This past Monday night at the ’Sco, Ex Hex delivered a set that excited attendees despite the fact that it was on a school night. The Washington, D.C., garage-pop trio features guitarist and singer Mary Timony, bassist and singer Betsy Wright and drummer Laura Harris. The musicians began playing together in early 2013, creating sounds inspired by glam rock and punk. Their performance was enjoyable but not polished. It was clear that Ex Hex is a fairly new band, though it showed the promise of becoming a spectacular live band later in its career.
Timony has been an active musician since the early ’90s. She has performed in a variety of bands, including Autoclave, Helium and Wild Flag, which formed about five years after Sleater-Kinney disbanded and was formed entirely by members of that influential band. Ex Hex performed for over an hour and played some of its most popular songs, including “Hot and Cold,” which came out as a hit single before the band’s full-length album, and “Don’t Wanna Lose.” Ex Hex’s music does not center around all-encompassing questions or messages. In fact, most of its songs, primarily written by Timony, are about disappointing ex-boyfriends and other relationship problems. However, its songs never feel inundated in self-indulgent tragedy. Instead, Ex Hex’s emotion is stripped down and fast — a feeling only supplemented by Timony’s overtly melodic delivery of the lyrics. Her guitar playing and Wright’s bass playing complement each other well, especially during solos.

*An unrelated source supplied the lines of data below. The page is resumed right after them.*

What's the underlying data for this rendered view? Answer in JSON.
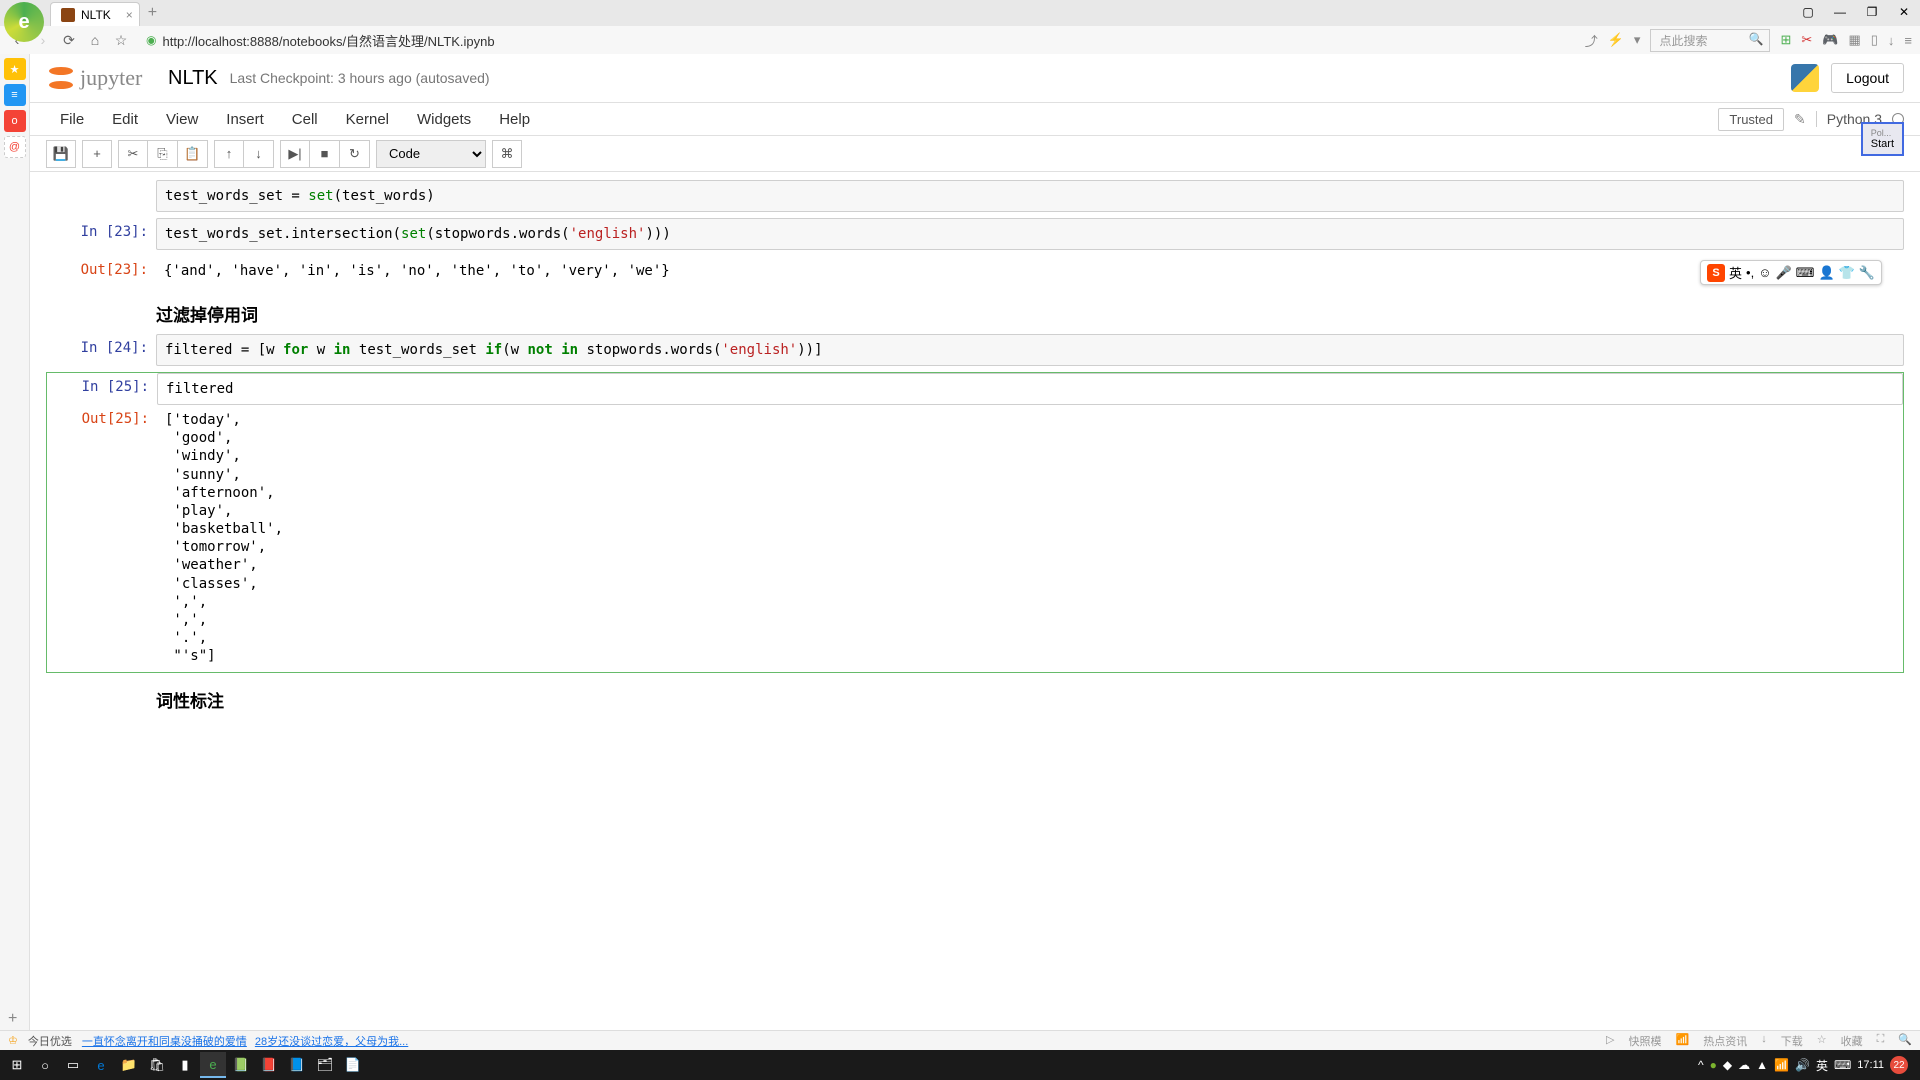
{
  "browser": {
    "tab_title": "NLTK",
    "url": "http://localhost:8888/notebooks/自然语言处理/NLTK.ipynb",
    "search_placeholder": "点此搜索"
  },
  "window_controls": {
    "reader": "▢",
    "min": "—",
    "max": "❐",
    "close": "✕"
  },
  "jupyter": {
    "logo_text": "jupyter",
    "title": "NLTK",
    "checkpoint": "Last Checkpoint: 3 hours ago (autosaved)",
    "logout": "Logout",
    "trusted": "Trusted",
    "kernel": "Python 3"
  },
  "menu": [
    "File",
    "Edit",
    "View",
    "Insert",
    "Cell",
    "Kernel",
    "Widgets",
    "Help"
  ],
  "toolbar": {
    "cell_type": "Code"
  },
  "cells": {
    "c22_partial": "test_words_set = set(test_words)",
    "c23": {
      "prompt_in": "In [23]:",
      "code": "test_words_set.intersection(set(stopwords.words('english')))",
      "prompt_out": "Out[23]:",
      "output": "{'and', 'have', 'in', 'is', 'no', 'the', 'to', 'very', 'we'}"
    },
    "md1": "过滤掉停用词",
    "c24": {
      "prompt_in": "In [24]:",
      "code_raw": "filtered = [w for w in test_words_set if(w not in stopwords.words('english'))]"
    },
    "c25": {
      "prompt_in": "In [25]:",
      "code": "filtered",
      "prompt_out": "Out[25]:",
      "output": "['today',\n 'good',\n 'windy',\n 'sunny',\n 'afternoon',\n 'play',\n 'basketball',\n 'tomorrow',\n 'weather',\n 'classes',\n ',',\n ',',\n '.',\n \"'s\"]"
    },
    "md2": "词性标注"
  },
  "ime": {
    "lang": "英",
    "punct": "•,"
  },
  "float": {
    "top_label": "Pol...",
    "start": "Start"
  },
  "status_bar": {
    "today": "今日优选",
    "links": [
      "一直怀念离开和同桌没捅破的爱情",
      "28岁还没谈过恋爱，父母为我..."
    ],
    "right": [
      "快照模",
      "热点资讯",
      "下载",
      "收藏"
    ]
  },
  "tray": {
    "time": "17:11",
    "notif_count": "22"
  }
}
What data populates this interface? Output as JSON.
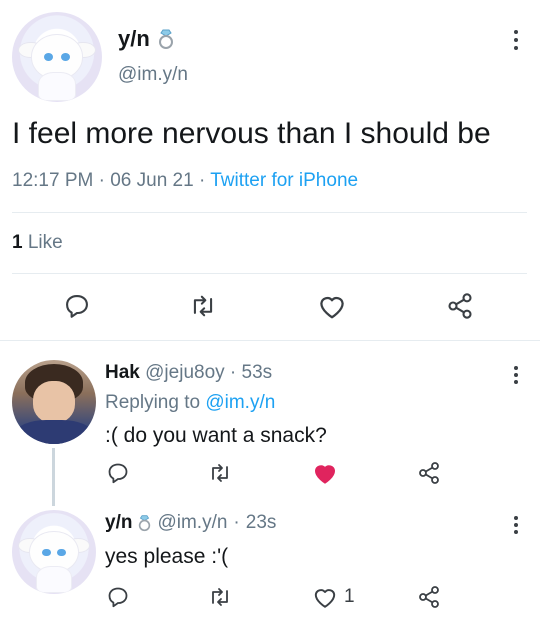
{
  "main_tweet": {
    "display_name": "y/n",
    "badge_icon": "ring-icon",
    "handle": "@im.y/n",
    "text": "I feel more nervous than I should be",
    "time": "12:17 PM",
    "separator": "·",
    "date": "06 Jun 21",
    "source": "Twitter for iPhone",
    "likes_count": "1",
    "likes_label": "Like"
  },
  "reply_1": {
    "display_name": "Hak",
    "handle": "@jeju8oy",
    "separator": "·",
    "time": "53s",
    "replying_prefix": "Replying to",
    "replying_to": "@im.y/n",
    "text": ":( do you want a snack?",
    "liked": true,
    "like_color": "#e0245e"
  },
  "reply_2": {
    "display_name": "y/n",
    "badge_icon": "ring-icon",
    "handle": "@im.y/n",
    "separator": "·",
    "time": "23s",
    "text": "yes please :'(",
    "like_count": "1"
  },
  "colors": {
    "accent": "#1da1f2",
    "text": "#14171a",
    "muted": "#657786",
    "divider": "#e6ecf0"
  }
}
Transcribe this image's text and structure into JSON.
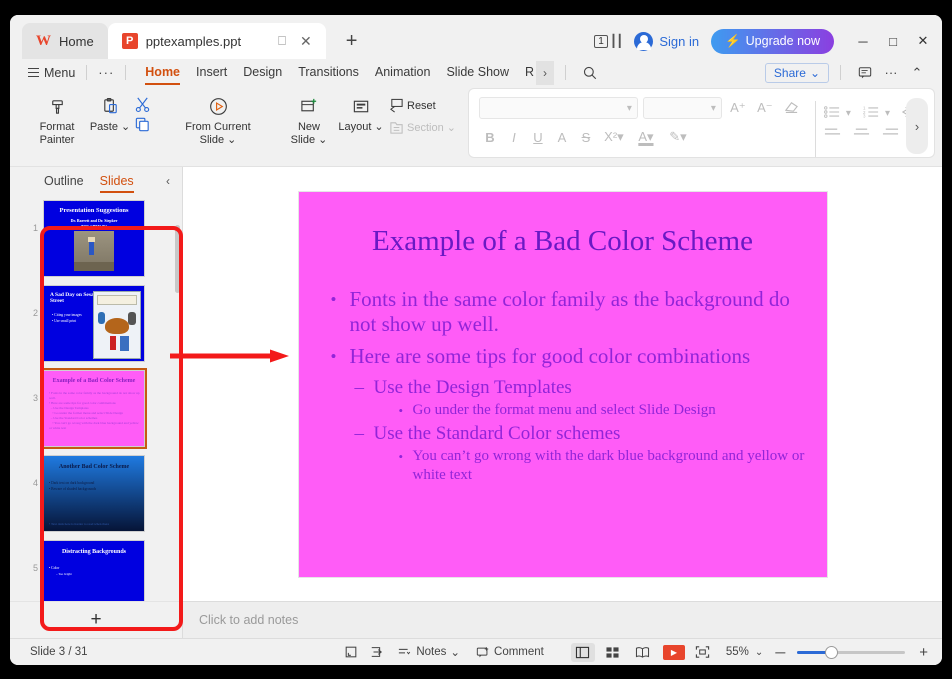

At one point in the middle of their set, the musicians took a short break and conversed with students from the stage. “Isn’t this a party school?” Timony asked, joking with the crowd of students and locals. The crowd responded with half-hearted cheers, but Timony did not hesitate to continue bantering. “But aren’t you guys, like, intellectuals?” she continued. Some people laughed, and Wright asked if Oberlin has any rivals in sports. Timony told her it “wasn’t like that” since we’re an “artsy school” and proceeded to ask if our rival was Bard College. People booed as Timony and Wright continued to talk about the distinctly artistic vibe of the school before returning to their set. Overall, Ex Hex had a great stage presence, even though its sound was slightly marred by a lack of experience.
The performers are already attuned to one another musically and stylistically. Since forming, Ex Hex has come out with one fulllength album, Rips. Wright’s two main contributions to Rips, “How You Got That Girl” and “Radio On,” both slide perfectly into Timony’s previously established punk-girl vibe. The band has a distinct sense of trust in each other and a willingness to have fun.
Overall, Ex Hex offered a solid, albeit slightly amateur, performance at the ’Sco. The group had as much fun as possible on stage, and this sense of joy is crucial in leaving a positive impression on an audience.